What the exercise asks:
Provide the count of lines below that include the word "Edit", without any accompanying remarks.

[Data excerpts]
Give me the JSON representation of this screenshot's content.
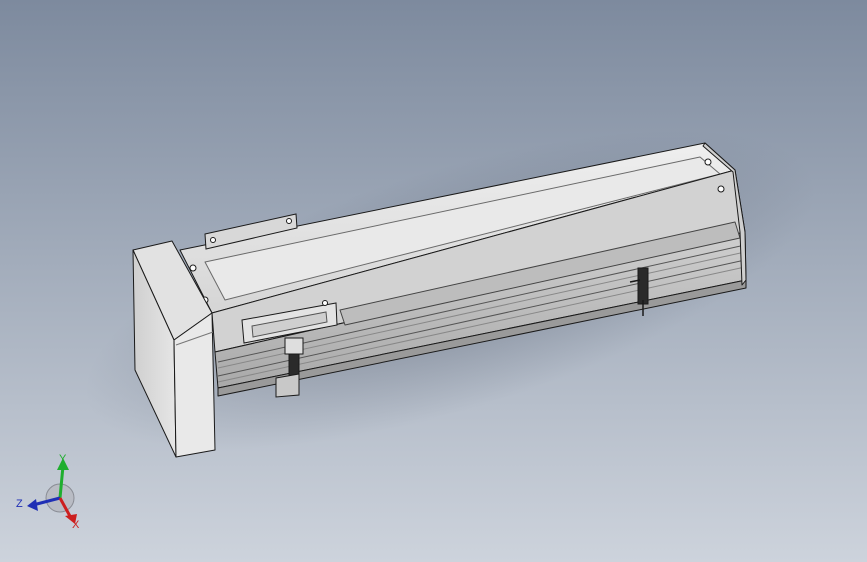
{
  "viewport": {
    "background_top": "#7d8a9e",
    "background_bottom": "#cdd3dc"
  },
  "model": {
    "name": "linear-module-assembly",
    "body_color": "#dcdcdc",
    "edge_color": "#1a1a1a",
    "shadow_color": "#6e7787"
  },
  "triad": {
    "x_label": "X",
    "y_label": "Y",
    "z_label": "Z",
    "x_color": "#cc1f1f",
    "y_color": "#1fae2e",
    "z_color": "#1f2fb5"
  }
}
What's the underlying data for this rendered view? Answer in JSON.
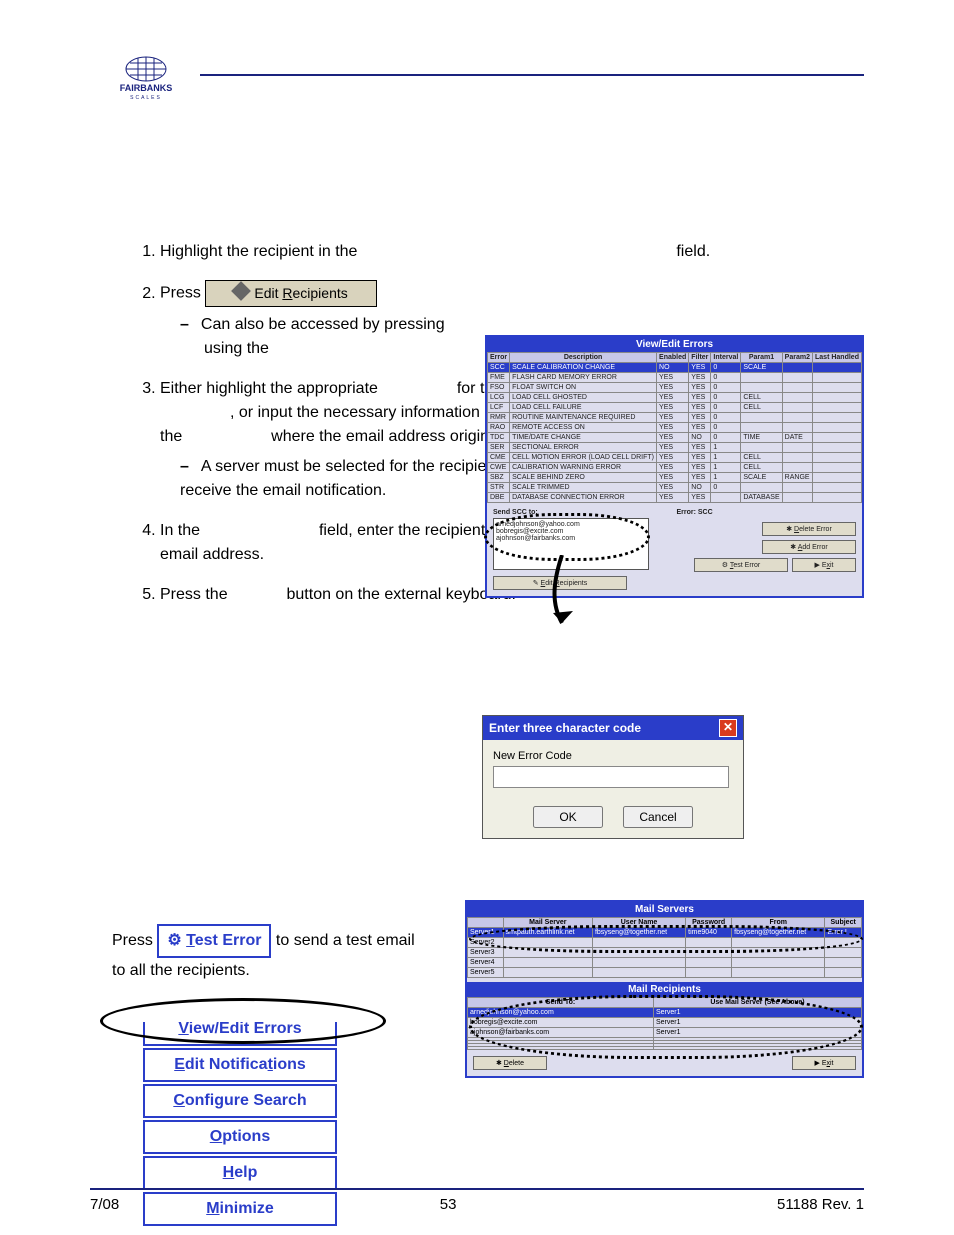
{
  "footer": {
    "left": "7/08",
    "center": "53",
    "right": "51188     Rev. 1"
  },
  "steps": {
    "s1_a": "Highlight the recipient in the",
    "s1_b": "field.",
    "s2_a": "Press",
    "s2_sub_a": "Can also be accessed by pressing",
    "s2_sub_b": "using the",
    "s3_a": "Either highlight the appropriate",
    "s3_b": "for the",
    "s3_c": ", or input the necessary information about the",
    "s3_d": "where the email address originates.",
    "s3_sub": "A server must be selected for the recipient to receive the email notification.",
    "s4_a": "In the",
    "s4_b": "field, enter the recipient's email address.",
    "s5_a": "Press the",
    "s5_b": "button on the external keyboard."
  },
  "editRecipBtn": "Edit Recipients",
  "testErrBtn": "Test Error",
  "lowtext_a": "Press",
  "lowtext_b": "to send a test email to all the recipients.",
  "vee": {
    "title": "View/Edit Errors",
    "headers": [
      "Error",
      "Description",
      "Enabled",
      "Filter",
      "Interval",
      "Param1",
      "Param2",
      "Last Handled"
    ],
    "rows": [
      [
        "SCC",
        "SCALE CALIBRATION CHANGE",
        "NO",
        "YES",
        "0",
        "SCALE",
        "",
        ""
      ],
      [
        "FME",
        "FLASH CARD MEMORY ERROR",
        "YES",
        "YES",
        "0",
        "",
        "",
        ""
      ],
      [
        "FSO",
        "FLOAT SWITCH ON",
        "YES",
        "YES",
        "0",
        "",
        "",
        ""
      ],
      [
        "LCG",
        "LOAD CELL GHOSTED",
        "YES",
        "YES",
        "0",
        "CELL",
        "",
        ""
      ],
      [
        "LCF",
        "LOAD CELL FAILURE",
        "YES",
        "YES",
        "0",
        "CELL",
        "",
        ""
      ],
      [
        "RMR",
        "ROUTINE MAINTENANCE REQUIRED",
        "YES",
        "YES",
        "0",
        "",
        "",
        ""
      ],
      [
        "RAO",
        "REMOTE ACCESS ON",
        "YES",
        "YES",
        "0",
        "",
        "",
        ""
      ],
      [
        "TDC",
        "TIME/DATE CHANGE",
        "YES",
        "NO",
        "0",
        "TIME",
        "DATE",
        ""
      ],
      [
        "SER",
        "SECTIONAL ERROR",
        "YES",
        "YES",
        "1",
        "",
        "",
        ""
      ],
      [
        "CME",
        "CELL MOTION ERROR (LOAD CELL DRIFT)",
        "YES",
        "YES",
        "1",
        "CELL",
        "",
        ""
      ],
      [
        "CWE",
        "CALIBRATION WARNING ERROR",
        "YES",
        "YES",
        "1",
        "CELL",
        "",
        ""
      ],
      [
        "SBZ",
        "SCALE BEHIND ZERO",
        "YES",
        "YES",
        "1",
        "SCALE",
        "RANGE",
        ""
      ],
      [
        "STR",
        "SCALE TRIMMED",
        "YES",
        "NO",
        "0",
        "",
        "",
        ""
      ],
      [
        "DBE",
        "DATABASE CONNECTION ERROR",
        "YES",
        "YES",
        "",
        "DATABASE",
        "",
        ""
      ]
    ],
    "sendLabel": "Send SCC to:",
    "errLabel": "Error: SCC",
    "recipients": [
      "arnedjohnson@yahoo.com",
      "bobregis@excite.com",
      "ajohnson@fairbanks.com"
    ],
    "btnDelete": "Delete Error",
    "btnAdd": "Add Error",
    "btnEdit": "Edit Recipients",
    "btnTest": "Test Error",
    "btnExit": "Exit"
  },
  "dlg": {
    "title": "Enter three character code",
    "label": "New Error Code",
    "ok": "OK",
    "cancel": "Cancel"
  },
  "ms": {
    "title1": "Mail Servers",
    "headers1": [
      "",
      "Mail Server",
      "User Name",
      "Password",
      "From",
      "Subject"
    ],
    "rows1": [
      [
        "Server1",
        "smtpauth.earthlink.net",
        "fbsyseng@together.net",
        "time9040",
        "fbsyseng@together.net",
        "Error I"
      ],
      [
        "Server2",
        "",
        "",
        "",
        "",
        ""
      ],
      [
        "Server3",
        "",
        "",
        "",
        "",
        ""
      ],
      [
        "Server4",
        "",
        "",
        "",
        "",
        ""
      ],
      [
        "Server5",
        "",
        "",
        "",
        "",
        ""
      ]
    ],
    "title2": "Mail Recipients",
    "headers2": [
      "Send To:",
      "Use Mail Server (See Above)"
    ],
    "rows2": [
      [
        "arnedjohnson@yahoo.com",
        "Server1"
      ],
      [
        "bobregis@excite.com",
        "Server1"
      ],
      [
        "ajohnson@fairbanks.com",
        "Server1"
      ],
      [
        "",
        ""
      ],
      [
        "",
        ""
      ],
      [
        "",
        ""
      ],
      [
        "",
        ""
      ]
    ],
    "btnDelete": "Delete",
    "btnExit": "Exit"
  },
  "menu": {
    "items": [
      "View/Edit Errors",
      "Edit Notifications",
      "Configure Search",
      "Options",
      "Help",
      "Minimize"
    ]
  }
}
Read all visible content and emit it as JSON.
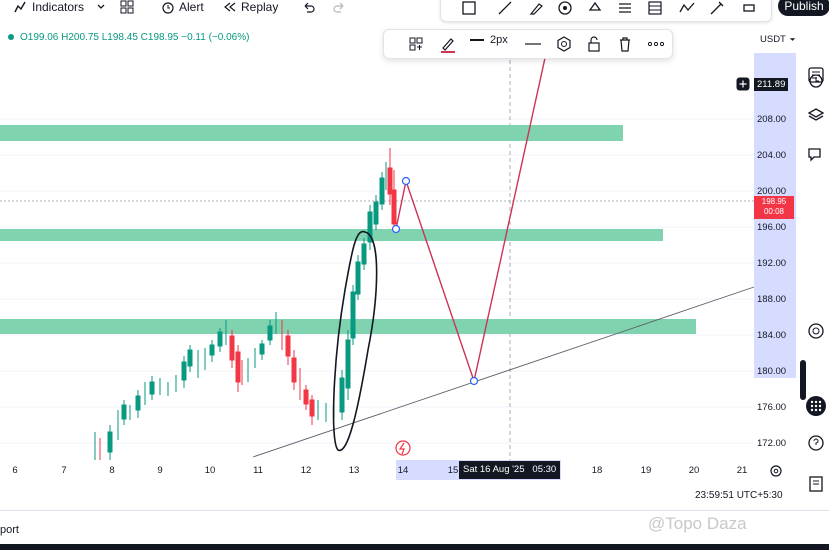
{
  "topbar": {
    "indicators_label": "Indicators",
    "alert_label": "Alert",
    "replay_label": "Replay",
    "publish_label": "Publish"
  },
  "ohlc": {
    "text": "O199.06 H200.75 L198.45 C198.95 −0.11 (−0.06%)"
  },
  "drawing_toolbar": {
    "line_width_label": "2px"
  },
  "price_axis": {
    "currency_label": "USDT",
    "top_price_badge": "211.89",
    "current_price": "198.95",
    "countdown": "00:08",
    "ticks": [
      "208.00",
      "204.00",
      "200.00",
      "196.00",
      "192.00",
      "188.00",
      "184.00",
      "180.00",
      "176.00",
      "172.00"
    ]
  },
  "time_axis": {
    "ticks": [
      "6",
      "7",
      "8",
      "9",
      "10",
      "11",
      "12",
      "13",
      "14",
      "15",
      "18",
      "19",
      "20",
      "21"
    ],
    "crosshair_label": "Sat 16 Aug '25   05:30"
  },
  "status": {
    "clock": "23:59:51 UTC+5:30",
    "bottom_left_label": "port",
    "watermark": "@Topo Daza"
  },
  "colors": {
    "zone_green": "#7fd3ae",
    "red_path": "#cc3355",
    "price_badge_red": "#f23645",
    "candle_up": "#089981",
    "candle_down": "#f23645",
    "axis_highlight": "#d6dcff"
  }
}
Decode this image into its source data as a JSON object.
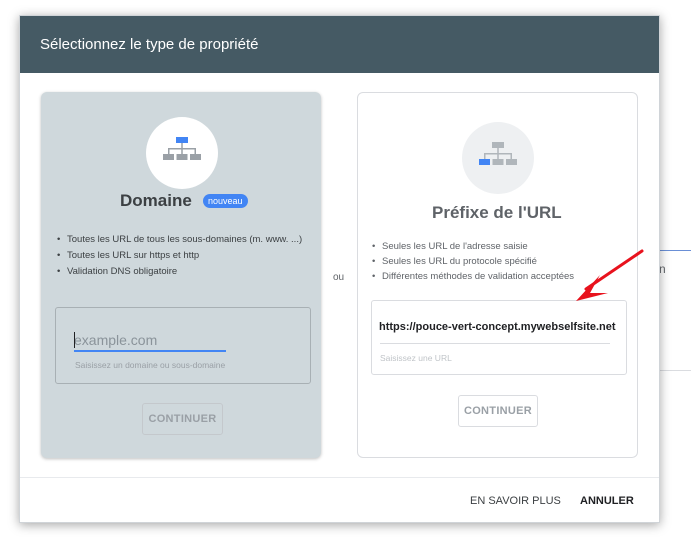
{
  "dialog": {
    "title": "Sélectionnez le type de propriété",
    "separator": "ou"
  },
  "domain_card": {
    "icon": "sitemap-icon",
    "title": "Domaine",
    "badge": "nouveau",
    "bullets": [
      "Toutes les URL de tous les sous-domaines (m. www. ...)",
      "Toutes les URL sur https et http",
      "Validation DNS obligatoire"
    ],
    "input_placeholder": "example.com",
    "input_value": "",
    "helper": "Saisissez un domaine ou sous-domaine",
    "continue_label": "CONTINUER"
  },
  "prefix_card": {
    "icon": "sitemap-icon",
    "title": "Préfixe de l'URL",
    "bullets": [
      "Seules les URL de l'adresse saisie",
      "Seules les URL du protocole spécifié",
      "Différentes méthodes de validation acceptées"
    ],
    "input_value": "https://pouce-vert-concept.mywebselfsite.net",
    "helper": "Saisissez une URL",
    "continue_label": "CONTINUER"
  },
  "footer": {
    "learn_more": "EN SAVOIR PLUS",
    "cancel": "ANNULER"
  },
  "background": {
    "edge_text": "n"
  },
  "colors": {
    "header": "#455a64",
    "domain_card": "#cfd8dc",
    "accent": "#4285f4",
    "annotation_arrow": "#e8121d"
  }
}
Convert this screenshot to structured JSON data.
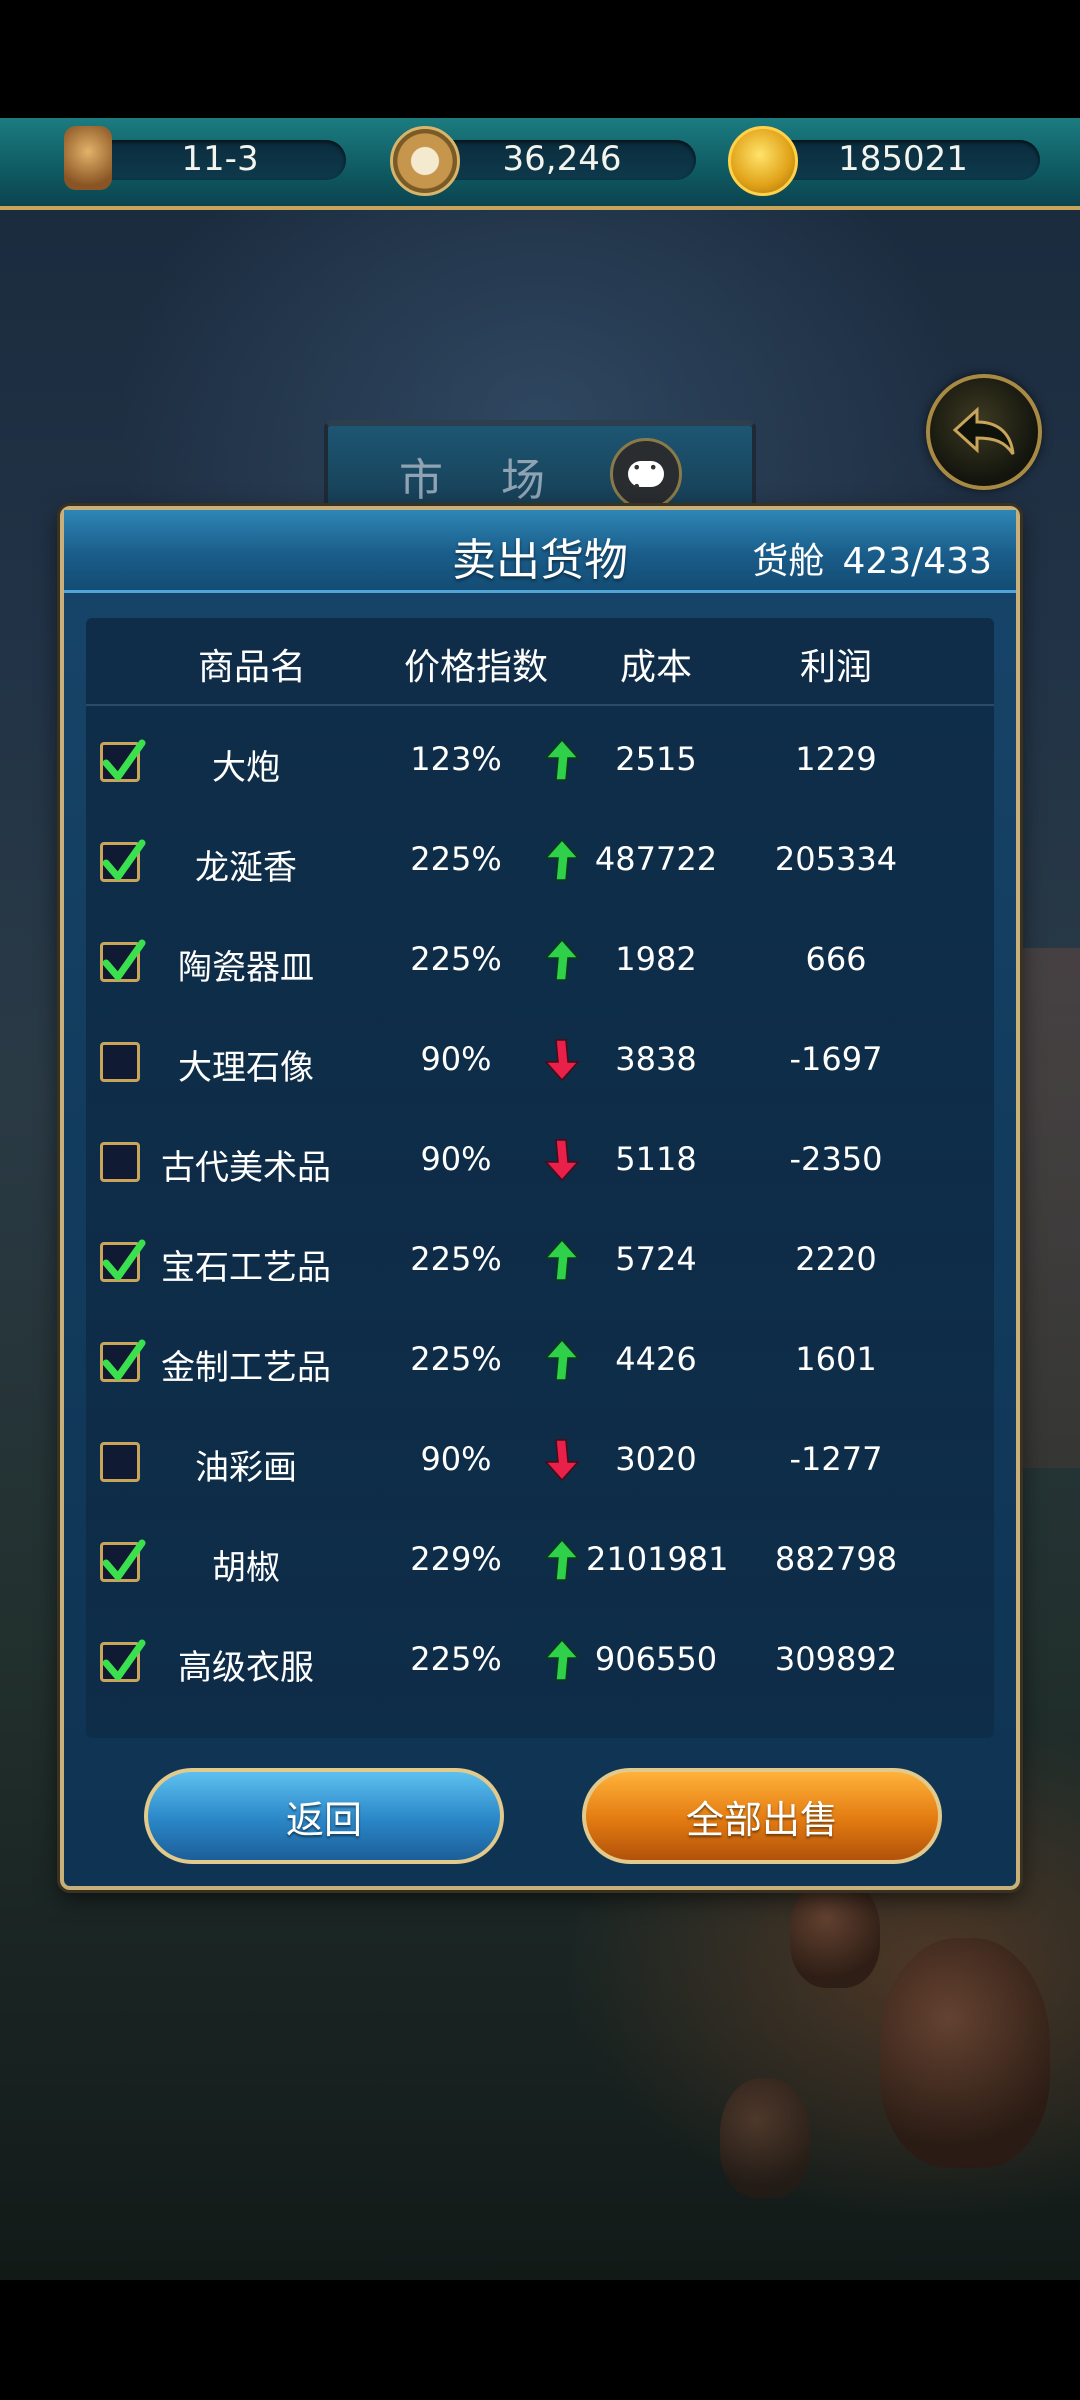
{
  "topbar": {
    "date": "11-3",
    "reputation": "36,246",
    "gold": "185021"
  },
  "market": {
    "title": "市 场"
  },
  "modal": {
    "title": "卖出货物",
    "cargo_label": "货舱",
    "cargo_value": "423/433",
    "columns": [
      "商品名",
      "价格指数",
      "成本",
      "利润"
    ],
    "rows": [
      {
        "checked": true,
        "name": "大炮",
        "index": "123%",
        "trend": "up",
        "cost": "2515",
        "profit": "1229"
      },
      {
        "checked": true,
        "name": "龙涎香",
        "index": "225%",
        "trend": "up",
        "cost": "487722",
        "profit": "205334"
      },
      {
        "checked": true,
        "name": "陶瓷器皿",
        "index": "225%",
        "trend": "up",
        "cost": "1982",
        "profit": "666"
      },
      {
        "checked": false,
        "name": "大理石像",
        "index": "90%",
        "trend": "down",
        "cost": "3838",
        "profit": "-1697"
      },
      {
        "checked": false,
        "name": "古代美术品",
        "index": "90%",
        "trend": "down",
        "cost": "5118",
        "profit": "-2350"
      },
      {
        "checked": true,
        "name": "宝石工艺品",
        "index": "225%",
        "trend": "up",
        "cost": "5724",
        "profit": "2220"
      },
      {
        "checked": true,
        "name": "金制工艺品",
        "index": "225%",
        "trend": "up",
        "cost": "4426",
        "profit": "1601"
      },
      {
        "checked": false,
        "name": "油彩画",
        "index": "90%",
        "trend": "down",
        "cost": "3020",
        "profit": "-1277"
      },
      {
        "checked": true,
        "name": "胡椒",
        "index": "229%",
        "trend": "up",
        "cost": "2101981",
        "profit": "882798"
      },
      {
        "checked": true,
        "name": "高级衣服",
        "index": "225%",
        "trend": "up",
        "cost": "906550",
        "profit": "309892"
      }
    ],
    "back_label": "返回",
    "sell_all_label": "全部出售"
  },
  "colors": {
    "arrow_up": "#2fd04a",
    "arrow_down": "#e8204a",
    "check": "#3be04e",
    "accent_gold": "#c9a45b"
  }
}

Expected answer:
5